● **Work task**:
If a line in the data contains "content", copy it out.

● **Materials provided**:
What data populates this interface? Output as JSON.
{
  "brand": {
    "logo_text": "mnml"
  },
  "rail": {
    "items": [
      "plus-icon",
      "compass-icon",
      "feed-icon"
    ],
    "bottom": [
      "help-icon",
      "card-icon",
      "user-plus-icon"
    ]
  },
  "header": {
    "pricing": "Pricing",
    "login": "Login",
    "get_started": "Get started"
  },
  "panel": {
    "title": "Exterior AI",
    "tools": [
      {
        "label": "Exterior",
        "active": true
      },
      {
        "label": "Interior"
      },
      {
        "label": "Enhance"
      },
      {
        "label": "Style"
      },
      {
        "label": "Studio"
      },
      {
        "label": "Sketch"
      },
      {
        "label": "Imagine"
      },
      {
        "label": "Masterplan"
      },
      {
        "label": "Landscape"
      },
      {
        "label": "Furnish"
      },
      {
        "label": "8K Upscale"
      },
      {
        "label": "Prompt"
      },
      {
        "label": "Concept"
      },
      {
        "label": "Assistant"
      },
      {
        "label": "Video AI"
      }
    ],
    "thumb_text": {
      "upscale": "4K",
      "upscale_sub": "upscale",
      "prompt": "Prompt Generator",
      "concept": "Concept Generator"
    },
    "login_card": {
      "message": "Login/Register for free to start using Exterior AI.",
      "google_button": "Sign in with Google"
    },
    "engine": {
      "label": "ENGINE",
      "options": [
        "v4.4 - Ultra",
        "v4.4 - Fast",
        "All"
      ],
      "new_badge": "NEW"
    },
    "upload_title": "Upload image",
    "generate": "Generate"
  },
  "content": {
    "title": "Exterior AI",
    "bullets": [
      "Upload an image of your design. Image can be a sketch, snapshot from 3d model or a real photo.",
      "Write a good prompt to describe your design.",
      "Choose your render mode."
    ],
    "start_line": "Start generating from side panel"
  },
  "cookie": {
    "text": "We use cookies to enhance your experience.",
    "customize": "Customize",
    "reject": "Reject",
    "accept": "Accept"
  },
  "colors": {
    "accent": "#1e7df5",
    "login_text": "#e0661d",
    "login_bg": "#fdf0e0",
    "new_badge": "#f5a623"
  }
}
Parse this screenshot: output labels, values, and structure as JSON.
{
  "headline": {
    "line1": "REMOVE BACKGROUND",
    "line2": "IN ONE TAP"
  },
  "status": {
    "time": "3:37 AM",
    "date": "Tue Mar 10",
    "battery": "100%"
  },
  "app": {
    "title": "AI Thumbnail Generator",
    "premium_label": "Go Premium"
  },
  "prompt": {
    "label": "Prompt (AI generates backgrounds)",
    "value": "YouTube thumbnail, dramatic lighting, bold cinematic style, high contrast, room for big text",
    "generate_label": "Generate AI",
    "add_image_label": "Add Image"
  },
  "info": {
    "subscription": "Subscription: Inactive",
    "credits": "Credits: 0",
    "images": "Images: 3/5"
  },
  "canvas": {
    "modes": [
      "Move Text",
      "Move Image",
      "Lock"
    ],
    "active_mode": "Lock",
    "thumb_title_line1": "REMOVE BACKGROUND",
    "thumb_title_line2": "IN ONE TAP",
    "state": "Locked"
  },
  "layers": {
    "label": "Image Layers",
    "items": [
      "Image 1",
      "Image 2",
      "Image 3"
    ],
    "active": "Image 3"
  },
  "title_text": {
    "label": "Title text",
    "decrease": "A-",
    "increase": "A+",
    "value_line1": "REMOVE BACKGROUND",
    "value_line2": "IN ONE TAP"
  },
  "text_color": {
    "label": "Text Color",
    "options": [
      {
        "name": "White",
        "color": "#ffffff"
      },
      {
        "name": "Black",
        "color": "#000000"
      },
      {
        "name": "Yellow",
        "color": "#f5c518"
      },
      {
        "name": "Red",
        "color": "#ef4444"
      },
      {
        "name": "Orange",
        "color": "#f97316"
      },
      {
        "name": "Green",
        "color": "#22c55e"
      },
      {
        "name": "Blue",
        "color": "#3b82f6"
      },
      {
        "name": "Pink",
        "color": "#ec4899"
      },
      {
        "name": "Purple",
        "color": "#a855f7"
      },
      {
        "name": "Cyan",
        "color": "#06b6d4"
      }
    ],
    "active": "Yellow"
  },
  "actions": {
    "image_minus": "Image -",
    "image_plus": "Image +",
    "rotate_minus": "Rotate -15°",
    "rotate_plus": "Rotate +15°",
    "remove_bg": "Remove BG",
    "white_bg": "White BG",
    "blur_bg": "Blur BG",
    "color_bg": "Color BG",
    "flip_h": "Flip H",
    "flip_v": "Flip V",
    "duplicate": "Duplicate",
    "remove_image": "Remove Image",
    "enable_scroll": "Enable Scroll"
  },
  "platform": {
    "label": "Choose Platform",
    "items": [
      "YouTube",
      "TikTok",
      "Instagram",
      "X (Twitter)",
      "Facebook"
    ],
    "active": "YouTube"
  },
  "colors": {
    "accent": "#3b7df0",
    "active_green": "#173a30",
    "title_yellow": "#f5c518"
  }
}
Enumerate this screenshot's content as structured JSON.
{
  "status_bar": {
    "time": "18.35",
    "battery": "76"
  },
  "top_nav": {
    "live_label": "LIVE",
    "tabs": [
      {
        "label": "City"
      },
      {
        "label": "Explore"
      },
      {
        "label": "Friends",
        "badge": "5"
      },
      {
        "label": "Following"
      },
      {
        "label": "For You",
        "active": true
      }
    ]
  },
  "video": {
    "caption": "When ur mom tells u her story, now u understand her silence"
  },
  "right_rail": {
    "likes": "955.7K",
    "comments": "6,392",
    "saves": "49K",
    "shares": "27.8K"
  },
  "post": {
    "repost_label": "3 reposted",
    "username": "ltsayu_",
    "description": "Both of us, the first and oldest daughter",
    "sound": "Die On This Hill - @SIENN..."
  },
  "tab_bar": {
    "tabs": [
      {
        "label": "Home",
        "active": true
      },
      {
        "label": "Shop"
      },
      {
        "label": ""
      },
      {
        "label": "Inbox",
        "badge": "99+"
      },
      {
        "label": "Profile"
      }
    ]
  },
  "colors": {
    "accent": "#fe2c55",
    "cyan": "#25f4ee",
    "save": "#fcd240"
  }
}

● **Finished task**:
  "content": {
Enumerate this screenshot's content as structured JSON.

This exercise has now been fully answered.